_YOUR OBJECTIVE_. Give the number of lines below that contain the word "mode", and nothing else.

_GIVEN RECORDS_.
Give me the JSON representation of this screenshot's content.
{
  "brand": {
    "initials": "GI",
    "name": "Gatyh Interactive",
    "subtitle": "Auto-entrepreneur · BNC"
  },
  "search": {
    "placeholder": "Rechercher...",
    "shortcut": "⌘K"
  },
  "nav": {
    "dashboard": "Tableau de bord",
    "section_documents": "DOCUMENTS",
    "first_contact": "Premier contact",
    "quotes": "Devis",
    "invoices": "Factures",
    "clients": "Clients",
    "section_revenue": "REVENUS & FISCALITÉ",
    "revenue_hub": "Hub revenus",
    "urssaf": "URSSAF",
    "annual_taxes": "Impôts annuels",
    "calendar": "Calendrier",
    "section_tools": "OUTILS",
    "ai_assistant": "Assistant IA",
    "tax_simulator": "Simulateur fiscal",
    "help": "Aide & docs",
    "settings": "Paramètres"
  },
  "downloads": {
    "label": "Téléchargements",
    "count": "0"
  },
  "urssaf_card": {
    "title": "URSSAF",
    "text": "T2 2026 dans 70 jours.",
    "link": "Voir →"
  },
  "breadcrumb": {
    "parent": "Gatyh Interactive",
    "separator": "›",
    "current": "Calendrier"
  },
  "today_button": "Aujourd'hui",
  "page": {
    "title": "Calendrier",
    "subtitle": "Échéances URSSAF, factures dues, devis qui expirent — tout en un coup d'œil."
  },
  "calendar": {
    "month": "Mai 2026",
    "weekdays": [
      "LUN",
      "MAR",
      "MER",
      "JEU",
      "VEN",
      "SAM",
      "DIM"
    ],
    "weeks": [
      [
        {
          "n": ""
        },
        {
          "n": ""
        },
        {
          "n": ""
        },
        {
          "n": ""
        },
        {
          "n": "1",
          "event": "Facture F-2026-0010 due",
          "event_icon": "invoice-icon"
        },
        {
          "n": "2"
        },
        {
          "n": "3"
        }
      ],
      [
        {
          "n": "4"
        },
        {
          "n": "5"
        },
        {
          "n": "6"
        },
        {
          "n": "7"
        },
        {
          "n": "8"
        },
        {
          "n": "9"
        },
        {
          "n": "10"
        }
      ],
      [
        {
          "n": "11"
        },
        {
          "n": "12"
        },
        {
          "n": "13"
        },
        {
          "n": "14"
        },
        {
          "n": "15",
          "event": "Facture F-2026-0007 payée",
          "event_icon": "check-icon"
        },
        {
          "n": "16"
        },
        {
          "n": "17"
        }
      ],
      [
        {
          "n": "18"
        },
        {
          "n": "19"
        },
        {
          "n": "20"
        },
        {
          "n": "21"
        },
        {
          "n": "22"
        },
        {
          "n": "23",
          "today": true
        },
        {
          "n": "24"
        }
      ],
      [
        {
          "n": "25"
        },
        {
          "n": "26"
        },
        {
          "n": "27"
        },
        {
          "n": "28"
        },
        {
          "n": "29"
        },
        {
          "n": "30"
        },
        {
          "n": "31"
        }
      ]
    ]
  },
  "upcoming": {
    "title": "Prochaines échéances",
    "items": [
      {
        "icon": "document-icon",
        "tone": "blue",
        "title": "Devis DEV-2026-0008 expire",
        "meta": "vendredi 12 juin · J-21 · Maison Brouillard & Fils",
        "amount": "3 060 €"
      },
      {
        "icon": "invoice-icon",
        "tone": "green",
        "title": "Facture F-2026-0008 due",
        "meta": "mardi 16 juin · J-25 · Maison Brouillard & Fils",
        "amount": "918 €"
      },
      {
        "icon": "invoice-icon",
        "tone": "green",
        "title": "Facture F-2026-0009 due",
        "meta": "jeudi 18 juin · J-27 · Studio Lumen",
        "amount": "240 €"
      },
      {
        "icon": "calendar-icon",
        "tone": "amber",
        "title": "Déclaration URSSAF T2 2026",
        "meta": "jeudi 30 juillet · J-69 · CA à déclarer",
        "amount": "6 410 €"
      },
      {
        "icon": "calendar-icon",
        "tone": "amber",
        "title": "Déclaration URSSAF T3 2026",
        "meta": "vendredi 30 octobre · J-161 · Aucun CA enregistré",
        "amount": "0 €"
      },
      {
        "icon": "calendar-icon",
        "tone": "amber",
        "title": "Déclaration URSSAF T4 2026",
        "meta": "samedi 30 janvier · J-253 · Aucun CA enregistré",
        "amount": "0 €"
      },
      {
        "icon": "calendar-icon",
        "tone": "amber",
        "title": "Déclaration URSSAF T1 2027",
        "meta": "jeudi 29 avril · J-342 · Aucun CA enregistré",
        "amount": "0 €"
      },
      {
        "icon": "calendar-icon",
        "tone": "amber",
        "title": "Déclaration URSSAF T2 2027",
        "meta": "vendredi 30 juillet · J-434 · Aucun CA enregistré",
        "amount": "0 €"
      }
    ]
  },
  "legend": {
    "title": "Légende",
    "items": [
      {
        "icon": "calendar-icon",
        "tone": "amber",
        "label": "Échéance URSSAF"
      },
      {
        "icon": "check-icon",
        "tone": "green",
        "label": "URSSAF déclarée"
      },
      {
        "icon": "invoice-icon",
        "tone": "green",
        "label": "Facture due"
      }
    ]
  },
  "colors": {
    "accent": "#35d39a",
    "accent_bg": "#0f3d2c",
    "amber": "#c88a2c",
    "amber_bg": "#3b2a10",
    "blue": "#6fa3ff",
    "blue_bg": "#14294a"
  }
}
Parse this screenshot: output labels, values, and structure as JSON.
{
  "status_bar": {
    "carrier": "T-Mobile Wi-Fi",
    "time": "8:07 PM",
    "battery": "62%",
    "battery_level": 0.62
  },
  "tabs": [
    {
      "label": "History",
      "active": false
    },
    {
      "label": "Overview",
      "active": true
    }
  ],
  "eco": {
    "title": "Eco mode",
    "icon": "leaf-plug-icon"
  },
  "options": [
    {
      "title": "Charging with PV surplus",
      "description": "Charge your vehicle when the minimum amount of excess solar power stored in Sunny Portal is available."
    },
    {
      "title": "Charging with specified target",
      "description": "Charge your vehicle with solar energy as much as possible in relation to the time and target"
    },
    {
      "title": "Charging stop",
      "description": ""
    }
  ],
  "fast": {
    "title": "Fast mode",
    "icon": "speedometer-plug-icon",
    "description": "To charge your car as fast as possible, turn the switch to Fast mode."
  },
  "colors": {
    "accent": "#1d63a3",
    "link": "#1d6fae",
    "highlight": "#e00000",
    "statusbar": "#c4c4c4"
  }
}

_ANSWER BELOW_. 3